OPINION: This article contains commentary which reflects the author's opinion
Joe Biden’s Justice Department has issued new guidance regarding the ongoing election audits, marking at least the second time the DOJ has poked its nose into the 2020 election audits.
The new guidance said that the DOJ “is committed to ensuring full compliance with all federal laws regarding elections. This includes those provisions of federal law that govern the retention and preservation of election records or that prohibit intimidation of, or interference with, any person’s right to vote or to serve as an election ofﬁcial.”
The document explains the Biden administration’s position on the ongoing, and possible future, audits, calling them “unusual” and “exceedingly rare.”
“In recent months, in a number of jurisdictions around the United States, an unusual second round of examinations have been conducted or proposed. These examinations would look at certain ballots, election records, and election systems used to conduct elections in 2020. These examinations, sometimes referred to as “audits,” are governed, in the ﬁrst instance, by state law. In some circumstances, the proposed examinations may comply with state law; in others, they will not. But regardless of the relevant state law, federal law imposes additional constraints with which every jurisdiction must comply. This document provides information about those federal constraints, which are enforced by the Department of Justice,” the guidance said.
It noted several federal laws, including the Civil Rights Act of 1960 and the Voting Rights Act of 1965, that says no person “shall intimidate, threaten, or coerce, or attempt to intimidate, threaten, or coerce any person for voting or attempting to vote, or intimidate, threaten, or coerce, or attempt to intimidate, threaten, or coerce any person for urging or aiding any person to vote or attempt to vote.”
“Where election records leave the control of elections officials, the systems for maintaining the security, integrity, and chain of custody of those records can easily be broken. Moreover, where elections records are no longer under the control of elections officials, this can lead to a significant risk of the records being lost, stolen, altered, compromised, or destroyed. This risk is exacerbated if the election records are given to private actors who have neither experience nor expertise in handling such records and who are unfamiliar with the obligations imposed by federal law,” it said, which is obviously a direct shot at the Maricopa County, Arizona audit.
The Arizona state Senate hired Cyber Ninjas, a company that has no previous experience in auditing elections, to investigate the 2020 election.
“The reason we’re issuing this as guidance is to tell jurisdictions, generally, that we are concerned that if they’re going to conduct these audits, so-called audits of the past election, they have to comply with federal law, and warning them that they can’t conduct these audits in a way that is going to intimidate voters,” an official for the Department of Justice said in a call regarding the guidance, CNN reported.
“This document sets down a marker that says the Justice Department is concerned about this and we will be following this closely,” they said.
In June Attorney General Merrick Garland announced that the Department of Justice would double the number of attorneys in its Civil Rights Division to protect the right to vote, he said.
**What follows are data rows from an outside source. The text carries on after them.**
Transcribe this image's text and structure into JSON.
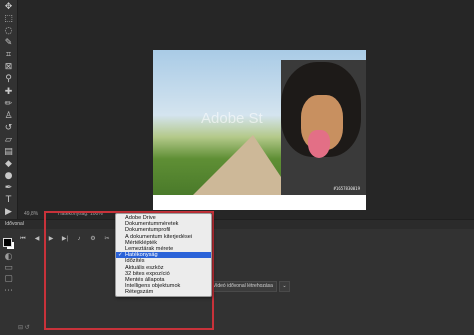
{
  "tools": [
    {
      "icon": "move-icon",
      "glyph": "✥"
    },
    {
      "icon": "marquee-icon",
      "glyph": "⬚"
    },
    {
      "icon": "lasso-icon",
      "glyph": "◌"
    },
    {
      "icon": "quick-select-icon",
      "glyph": "✎"
    },
    {
      "icon": "crop-icon",
      "glyph": "⌗"
    },
    {
      "icon": "frame-icon",
      "glyph": "⊠"
    },
    {
      "icon": "eyedropper-icon",
      "glyph": "⚲"
    },
    {
      "icon": "healing-brush-icon",
      "glyph": "✚"
    },
    {
      "icon": "brush-icon",
      "glyph": "✏"
    },
    {
      "icon": "clone-stamp-icon",
      "glyph": "♙"
    },
    {
      "icon": "history-brush-icon",
      "glyph": "↺"
    },
    {
      "icon": "eraser-icon",
      "glyph": "▱"
    },
    {
      "icon": "gradient-icon",
      "glyph": "▤"
    },
    {
      "icon": "blur-icon",
      "glyph": "◆"
    },
    {
      "icon": "dodge-icon",
      "glyph": "●"
    },
    {
      "icon": "pen-icon",
      "glyph": "✒"
    },
    {
      "icon": "type-icon",
      "glyph": "T"
    },
    {
      "icon": "path-select-icon",
      "glyph": "▶"
    },
    {
      "icon": "rectangle-icon",
      "glyph": "▭"
    },
    {
      "icon": "hand-icon",
      "glyph": "✋"
    },
    {
      "icon": "zoom-icon",
      "glyph": "⌕"
    },
    {
      "icon": "more-tools-icon",
      "glyph": "···"
    }
  ],
  "side_icons": [
    {
      "icon": "quick-mask-icon",
      "glyph": "◐"
    },
    {
      "icon": "screen-mode-icon",
      "glyph": "▭"
    },
    {
      "icon": "artboard-icon",
      "glyph": "▢"
    },
    {
      "icon": "edit-toolbar-icon",
      "glyph": "⋯"
    }
  ],
  "document": {
    "watermark": "Adobe St",
    "stock_id": "#1657830019"
  },
  "status": {
    "zoom": "49,8%",
    "info": "Hatékonyság: 100%*"
  },
  "timeline": {
    "title": "Idővonal",
    "controls": [
      {
        "icon": "first-frame-icon",
        "glyph": "⏮"
      },
      {
        "icon": "prev-frame-icon",
        "glyph": "◀"
      },
      {
        "icon": "play-icon",
        "glyph": "▶"
      },
      {
        "icon": "next-frame-icon",
        "glyph": "▶|"
      },
      {
        "icon": "audio-icon",
        "glyph": "♪"
      },
      {
        "icon": "settings-icon",
        "glyph": "⚙"
      },
      {
        "icon": "split-icon",
        "glyph": "✂"
      }
    ],
    "create_button": "Videó idővonal létrehozása",
    "create_arrow": "⌄",
    "bottom_controls": "⊟ ↺"
  },
  "menu": {
    "items": [
      {
        "label": "Adobe Drive",
        "checked": false
      },
      {
        "label": "Dokumentumméretek",
        "checked": false
      },
      {
        "label": "Dokumentumprofil",
        "checked": false
      },
      {
        "label": "A dokumentum kiterjedései",
        "checked": false
      },
      {
        "label": "Mértéklépték",
        "checked": false
      },
      {
        "label": "Lemeztárak mérete",
        "checked": false
      },
      {
        "label": "Hatékonyság",
        "checked": true
      },
      {
        "label": "Időzítés",
        "checked": false
      },
      {
        "label": "Aktuális eszköz",
        "checked": false
      },
      {
        "label": "32 bites expozíció",
        "checked": false
      },
      {
        "label": "Mentés állapota",
        "checked": false
      },
      {
        "label": "Intelligens objektumok",
        "checked": false
      },
      {
        "label": "Rétegszám",
        "checked": false
      }
    ],
    "check_glyph": "✓"
  },
  "colors": {
    "highlight": "#c8323a",
    "menu_selection": "#2a62d8"
  }
}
“We are scrutinizing new laws that seek to curb voter access and where we see violations we will not hesitate to act,” the attorney general said. “We are also scrutinizing current laws and practices in order to determine whether they discredit against black voters and other voters of color. Particularly concerning with in this regard are several studies showing that in some jurisdictions nonwhite voters must wait in line substantially longer than white voters to cast their ballots.”